▶ [Task]: Return the data word for word. Pictures are to be omitted.

(Records from a collection)
=====

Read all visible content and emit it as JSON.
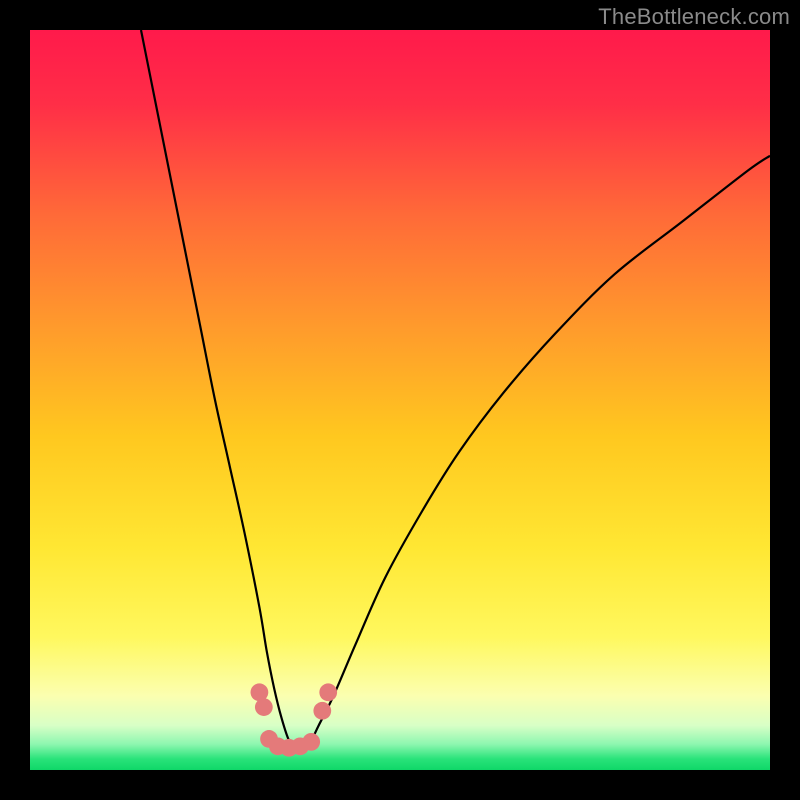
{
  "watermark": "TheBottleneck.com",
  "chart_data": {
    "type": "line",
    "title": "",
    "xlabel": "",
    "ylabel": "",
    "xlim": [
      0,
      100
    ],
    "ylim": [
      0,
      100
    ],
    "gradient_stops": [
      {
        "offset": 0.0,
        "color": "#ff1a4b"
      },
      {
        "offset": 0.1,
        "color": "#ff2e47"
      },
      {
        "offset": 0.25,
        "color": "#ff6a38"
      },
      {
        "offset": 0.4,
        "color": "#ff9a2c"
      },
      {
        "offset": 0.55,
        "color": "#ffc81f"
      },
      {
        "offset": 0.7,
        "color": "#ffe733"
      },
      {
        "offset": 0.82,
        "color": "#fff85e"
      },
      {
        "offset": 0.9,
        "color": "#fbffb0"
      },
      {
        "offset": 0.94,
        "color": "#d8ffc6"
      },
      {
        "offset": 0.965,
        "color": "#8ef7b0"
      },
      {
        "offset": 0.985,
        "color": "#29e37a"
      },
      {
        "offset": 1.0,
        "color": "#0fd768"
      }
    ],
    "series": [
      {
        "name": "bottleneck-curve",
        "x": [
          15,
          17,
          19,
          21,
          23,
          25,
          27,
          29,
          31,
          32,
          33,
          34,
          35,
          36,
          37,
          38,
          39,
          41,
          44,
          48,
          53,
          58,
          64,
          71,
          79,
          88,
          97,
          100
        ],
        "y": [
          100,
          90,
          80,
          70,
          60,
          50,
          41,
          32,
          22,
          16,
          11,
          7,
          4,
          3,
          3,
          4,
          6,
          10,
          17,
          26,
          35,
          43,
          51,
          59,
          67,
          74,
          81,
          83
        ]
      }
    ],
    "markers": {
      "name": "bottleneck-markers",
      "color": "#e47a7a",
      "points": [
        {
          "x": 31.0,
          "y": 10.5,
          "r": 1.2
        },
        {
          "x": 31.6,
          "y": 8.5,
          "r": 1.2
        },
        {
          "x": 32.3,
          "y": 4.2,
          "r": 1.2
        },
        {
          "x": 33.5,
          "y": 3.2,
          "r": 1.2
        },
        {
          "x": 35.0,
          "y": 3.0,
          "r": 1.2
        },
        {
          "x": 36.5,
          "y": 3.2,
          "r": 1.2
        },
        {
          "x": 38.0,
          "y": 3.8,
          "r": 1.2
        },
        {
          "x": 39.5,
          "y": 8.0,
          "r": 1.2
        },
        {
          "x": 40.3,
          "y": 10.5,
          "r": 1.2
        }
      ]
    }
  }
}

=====

▶ [Your solution]:
Read all visible content and emit it as JSON.
{
  "watermark": "TheBottleneck.com",
  "chart_data": {
    "type": "line",
    "title": "",
    "xlabel": "",
    "ylabel": "",
    "xlim": [
      0,
      100
    ],
    "ylim": [
      0,
      100
    ],
    "gradient_stops": [
      {
        "offset": 0.0,
        "color": "#ff1a4b"
      },
      {
        "offset": 0.1,
        "color": "#ff2e47"
      },
      {
        "offset": 0.25,
        "color": "#ff6a38"
      },
      {
        "offset": 0.4,
        "color": "#ff9a2c"
      },
      {
        "offset": 0.55,
        "color": "#ffc81f"
      },
      {
        "offset": 0.7,
        "color": "#ffe733"
      },
      {
        "offset": 0.82,
        "color": "#fff85e"
      },
      {
        "offset": 0.9,
        "color": "#fbffb0"
      },
      {
        "offset": 0.94,
        "color": "#d8ffc6"
      },
      {
        "offset": 0.965,
        "color": "#8ef7b0"
      },
      {
        "offset": 0.985,
        "color": "#29e37a"
      },
      {
        "offset": 1.0,
        "color": "#0fd768"
      }
    ],
    "series": [
      {
        "name": "bottleneck-curve",
        "x": [
          15,
          17,
          19,
          21,
          23,
          25,
          27,
          29,
          31,
          32,
          33,
          34,
          35,
          36,
          37,
          38,
          39,
          41,
          44,
          48,
          53,
          58,
          64,
          71,
          79,
          88,
          97,
          100
        ],
        "y": [
          100,
          90,
          80,
          70,
          60,
          50,
          41,
          32,
          22,
          16,
          11,
          7,
          4,
          3,
          3,
          4,
          6,
          10,
          17,
          26,
          35,
          43,
          51,
          59,
          67,
          74,
          81,
          83
        ]
      }
    ],
    "markers": {
      "name": "bottleneck-markers",
      "color": "#e47a7a",
      "points": [
        {
          "x": 31.0,
          "y": 10.5,
          "r": 1.2
        },
        {
          "x": 31.6,
          "y": 8.5,
          "r": 1.2
        },
        {
          "x": 32.3,
          "y": 4.2,
          "r": 1.2
        },
        {
          "x": 33.5,
          "y": 3.2,
          "r": 1.2
        },
        {
          "x": 35.0,
          "y": 3.0,
          "r": 1.2
        },
        {
          "x": 36.5,
          "y": 3.2,
          "r": 1.2
        },
        {
          "x": 38.0,
          "y": 3.8,
          "r": 1.2
        },
        {
          "x": 39.5,
          "y": 8.0,
          "r": 1.2
        },
        {
          "x": 40.3,
          "y": 10.5,
          "r": 1.2
        }
      ]
    }
  }
}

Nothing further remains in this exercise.